■ What you will do
Tell me how many lines in the data below hold the string "value", and say nothing else.

(Data about app and page elements)
___
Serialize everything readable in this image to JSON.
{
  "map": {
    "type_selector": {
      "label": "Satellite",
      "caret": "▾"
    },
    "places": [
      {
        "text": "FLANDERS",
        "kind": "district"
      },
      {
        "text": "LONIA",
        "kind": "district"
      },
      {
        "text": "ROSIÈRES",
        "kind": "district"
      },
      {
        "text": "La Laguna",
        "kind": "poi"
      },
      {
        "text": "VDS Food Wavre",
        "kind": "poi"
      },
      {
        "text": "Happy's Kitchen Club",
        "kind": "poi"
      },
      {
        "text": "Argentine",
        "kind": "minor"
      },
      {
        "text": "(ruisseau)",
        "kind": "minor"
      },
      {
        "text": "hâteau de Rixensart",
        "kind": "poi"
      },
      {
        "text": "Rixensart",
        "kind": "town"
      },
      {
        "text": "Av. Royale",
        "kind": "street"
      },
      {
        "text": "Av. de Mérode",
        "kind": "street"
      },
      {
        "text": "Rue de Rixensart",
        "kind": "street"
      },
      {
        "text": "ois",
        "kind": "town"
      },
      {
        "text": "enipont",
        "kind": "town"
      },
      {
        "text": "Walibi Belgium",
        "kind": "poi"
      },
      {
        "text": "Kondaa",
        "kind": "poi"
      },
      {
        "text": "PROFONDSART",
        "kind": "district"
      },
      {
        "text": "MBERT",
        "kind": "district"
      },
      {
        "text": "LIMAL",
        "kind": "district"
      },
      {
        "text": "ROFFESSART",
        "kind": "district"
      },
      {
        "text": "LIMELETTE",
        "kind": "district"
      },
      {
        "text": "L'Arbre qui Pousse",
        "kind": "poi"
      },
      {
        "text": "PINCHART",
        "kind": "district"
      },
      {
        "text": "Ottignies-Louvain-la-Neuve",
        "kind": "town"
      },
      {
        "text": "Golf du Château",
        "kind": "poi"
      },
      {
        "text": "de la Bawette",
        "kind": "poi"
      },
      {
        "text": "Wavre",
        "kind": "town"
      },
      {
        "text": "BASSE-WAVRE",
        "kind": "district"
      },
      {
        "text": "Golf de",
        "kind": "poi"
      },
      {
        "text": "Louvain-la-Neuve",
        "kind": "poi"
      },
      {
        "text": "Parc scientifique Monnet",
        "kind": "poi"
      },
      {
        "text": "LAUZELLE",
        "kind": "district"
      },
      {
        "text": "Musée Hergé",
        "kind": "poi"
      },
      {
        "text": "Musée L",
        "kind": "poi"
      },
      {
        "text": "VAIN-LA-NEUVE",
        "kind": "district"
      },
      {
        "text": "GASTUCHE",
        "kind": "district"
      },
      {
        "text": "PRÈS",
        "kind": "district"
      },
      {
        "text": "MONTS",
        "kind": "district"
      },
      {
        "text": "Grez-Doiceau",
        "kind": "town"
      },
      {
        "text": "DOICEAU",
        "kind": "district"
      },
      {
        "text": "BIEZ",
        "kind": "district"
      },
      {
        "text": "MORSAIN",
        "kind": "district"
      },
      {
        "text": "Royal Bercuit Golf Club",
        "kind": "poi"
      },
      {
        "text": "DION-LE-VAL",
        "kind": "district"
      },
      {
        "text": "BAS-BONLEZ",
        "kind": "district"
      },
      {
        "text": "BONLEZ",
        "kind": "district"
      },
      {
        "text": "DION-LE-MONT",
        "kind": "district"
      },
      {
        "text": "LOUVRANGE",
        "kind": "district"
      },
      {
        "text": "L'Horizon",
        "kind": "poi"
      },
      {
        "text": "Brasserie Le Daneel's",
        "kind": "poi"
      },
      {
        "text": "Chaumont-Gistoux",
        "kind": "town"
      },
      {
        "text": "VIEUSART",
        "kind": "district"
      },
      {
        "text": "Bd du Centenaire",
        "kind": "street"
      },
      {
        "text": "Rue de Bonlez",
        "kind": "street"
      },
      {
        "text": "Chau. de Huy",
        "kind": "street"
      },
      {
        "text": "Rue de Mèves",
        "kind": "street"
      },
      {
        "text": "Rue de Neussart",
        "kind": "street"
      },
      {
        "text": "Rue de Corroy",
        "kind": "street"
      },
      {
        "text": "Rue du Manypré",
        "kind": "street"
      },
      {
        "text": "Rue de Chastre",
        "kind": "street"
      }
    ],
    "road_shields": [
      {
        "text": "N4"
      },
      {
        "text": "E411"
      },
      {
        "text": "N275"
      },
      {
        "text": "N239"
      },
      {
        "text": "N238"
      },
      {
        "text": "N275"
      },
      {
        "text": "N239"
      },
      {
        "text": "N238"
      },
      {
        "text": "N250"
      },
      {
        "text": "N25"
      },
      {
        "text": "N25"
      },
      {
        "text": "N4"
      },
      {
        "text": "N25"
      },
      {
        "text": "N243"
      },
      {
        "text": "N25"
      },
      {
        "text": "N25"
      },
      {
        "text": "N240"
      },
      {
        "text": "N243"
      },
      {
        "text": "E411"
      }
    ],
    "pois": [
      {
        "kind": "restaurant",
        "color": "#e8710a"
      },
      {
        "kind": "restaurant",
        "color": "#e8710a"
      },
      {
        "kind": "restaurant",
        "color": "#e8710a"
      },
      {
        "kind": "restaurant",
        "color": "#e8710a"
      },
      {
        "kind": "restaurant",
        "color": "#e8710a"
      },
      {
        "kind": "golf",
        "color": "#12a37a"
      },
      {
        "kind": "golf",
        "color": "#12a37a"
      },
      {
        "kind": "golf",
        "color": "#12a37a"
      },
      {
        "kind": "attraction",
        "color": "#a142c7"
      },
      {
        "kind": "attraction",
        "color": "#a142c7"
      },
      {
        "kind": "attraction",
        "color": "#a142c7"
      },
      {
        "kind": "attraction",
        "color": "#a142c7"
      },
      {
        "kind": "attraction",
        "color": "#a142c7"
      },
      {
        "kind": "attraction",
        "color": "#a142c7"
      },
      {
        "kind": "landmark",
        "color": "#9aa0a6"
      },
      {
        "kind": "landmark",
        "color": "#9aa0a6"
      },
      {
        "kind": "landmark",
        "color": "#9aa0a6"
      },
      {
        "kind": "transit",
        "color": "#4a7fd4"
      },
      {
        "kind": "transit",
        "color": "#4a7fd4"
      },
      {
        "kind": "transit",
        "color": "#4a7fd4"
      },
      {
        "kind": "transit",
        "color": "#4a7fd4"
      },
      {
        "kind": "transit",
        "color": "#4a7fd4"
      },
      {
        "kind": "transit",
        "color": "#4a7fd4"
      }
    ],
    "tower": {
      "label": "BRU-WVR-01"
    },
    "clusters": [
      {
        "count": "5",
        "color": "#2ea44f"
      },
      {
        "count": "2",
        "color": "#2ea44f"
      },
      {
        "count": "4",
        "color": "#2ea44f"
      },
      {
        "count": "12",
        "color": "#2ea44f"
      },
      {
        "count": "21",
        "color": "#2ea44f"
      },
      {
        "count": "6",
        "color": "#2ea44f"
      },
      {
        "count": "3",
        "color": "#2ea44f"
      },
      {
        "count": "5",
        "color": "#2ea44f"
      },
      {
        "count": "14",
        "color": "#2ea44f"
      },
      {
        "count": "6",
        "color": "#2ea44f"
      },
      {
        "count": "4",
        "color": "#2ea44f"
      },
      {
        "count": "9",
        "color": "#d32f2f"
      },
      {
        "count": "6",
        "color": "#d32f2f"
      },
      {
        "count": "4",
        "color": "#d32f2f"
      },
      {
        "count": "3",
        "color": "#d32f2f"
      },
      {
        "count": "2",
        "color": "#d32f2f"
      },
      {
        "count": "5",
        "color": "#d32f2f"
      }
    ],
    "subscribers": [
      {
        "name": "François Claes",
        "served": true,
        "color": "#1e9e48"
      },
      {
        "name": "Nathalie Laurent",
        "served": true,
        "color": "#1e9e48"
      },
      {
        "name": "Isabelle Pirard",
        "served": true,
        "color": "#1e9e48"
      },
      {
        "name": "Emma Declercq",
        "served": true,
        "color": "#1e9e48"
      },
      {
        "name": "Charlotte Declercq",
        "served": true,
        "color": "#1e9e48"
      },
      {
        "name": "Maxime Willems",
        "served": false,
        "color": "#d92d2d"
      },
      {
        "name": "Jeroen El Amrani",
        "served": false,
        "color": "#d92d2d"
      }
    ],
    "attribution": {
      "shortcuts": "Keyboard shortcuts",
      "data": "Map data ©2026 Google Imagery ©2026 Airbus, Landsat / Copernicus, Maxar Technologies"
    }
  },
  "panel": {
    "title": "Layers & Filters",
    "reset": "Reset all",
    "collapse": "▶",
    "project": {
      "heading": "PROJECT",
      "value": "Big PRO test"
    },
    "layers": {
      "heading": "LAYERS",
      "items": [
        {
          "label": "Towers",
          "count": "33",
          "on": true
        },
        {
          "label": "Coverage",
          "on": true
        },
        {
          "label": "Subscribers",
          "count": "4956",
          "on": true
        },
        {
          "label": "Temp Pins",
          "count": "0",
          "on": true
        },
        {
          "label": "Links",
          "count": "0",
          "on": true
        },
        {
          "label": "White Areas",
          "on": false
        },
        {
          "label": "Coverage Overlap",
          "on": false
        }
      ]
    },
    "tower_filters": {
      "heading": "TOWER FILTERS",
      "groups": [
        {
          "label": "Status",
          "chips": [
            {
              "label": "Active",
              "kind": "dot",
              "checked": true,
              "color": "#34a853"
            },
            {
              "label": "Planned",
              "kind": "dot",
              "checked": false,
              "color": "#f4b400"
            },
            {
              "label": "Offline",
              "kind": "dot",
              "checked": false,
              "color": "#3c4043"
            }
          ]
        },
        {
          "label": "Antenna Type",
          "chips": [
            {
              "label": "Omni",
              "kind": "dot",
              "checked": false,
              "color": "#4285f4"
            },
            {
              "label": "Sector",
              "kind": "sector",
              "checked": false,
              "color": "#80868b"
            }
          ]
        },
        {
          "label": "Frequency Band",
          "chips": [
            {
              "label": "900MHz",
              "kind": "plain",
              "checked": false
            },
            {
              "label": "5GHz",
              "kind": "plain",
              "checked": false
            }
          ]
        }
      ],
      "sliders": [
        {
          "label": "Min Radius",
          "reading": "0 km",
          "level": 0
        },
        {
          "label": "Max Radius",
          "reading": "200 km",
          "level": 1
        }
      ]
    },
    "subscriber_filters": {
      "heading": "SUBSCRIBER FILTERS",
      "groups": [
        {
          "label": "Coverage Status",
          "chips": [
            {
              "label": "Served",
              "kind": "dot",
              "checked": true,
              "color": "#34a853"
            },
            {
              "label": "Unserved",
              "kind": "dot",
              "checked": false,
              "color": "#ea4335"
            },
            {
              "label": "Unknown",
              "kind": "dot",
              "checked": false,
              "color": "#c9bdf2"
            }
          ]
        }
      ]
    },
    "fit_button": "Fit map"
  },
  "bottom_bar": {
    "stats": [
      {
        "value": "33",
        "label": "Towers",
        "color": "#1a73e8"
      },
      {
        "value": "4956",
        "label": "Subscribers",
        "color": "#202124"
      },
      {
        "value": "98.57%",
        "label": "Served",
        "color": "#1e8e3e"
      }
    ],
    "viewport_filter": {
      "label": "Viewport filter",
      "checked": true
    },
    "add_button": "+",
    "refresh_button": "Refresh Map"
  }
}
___
■ Result below
4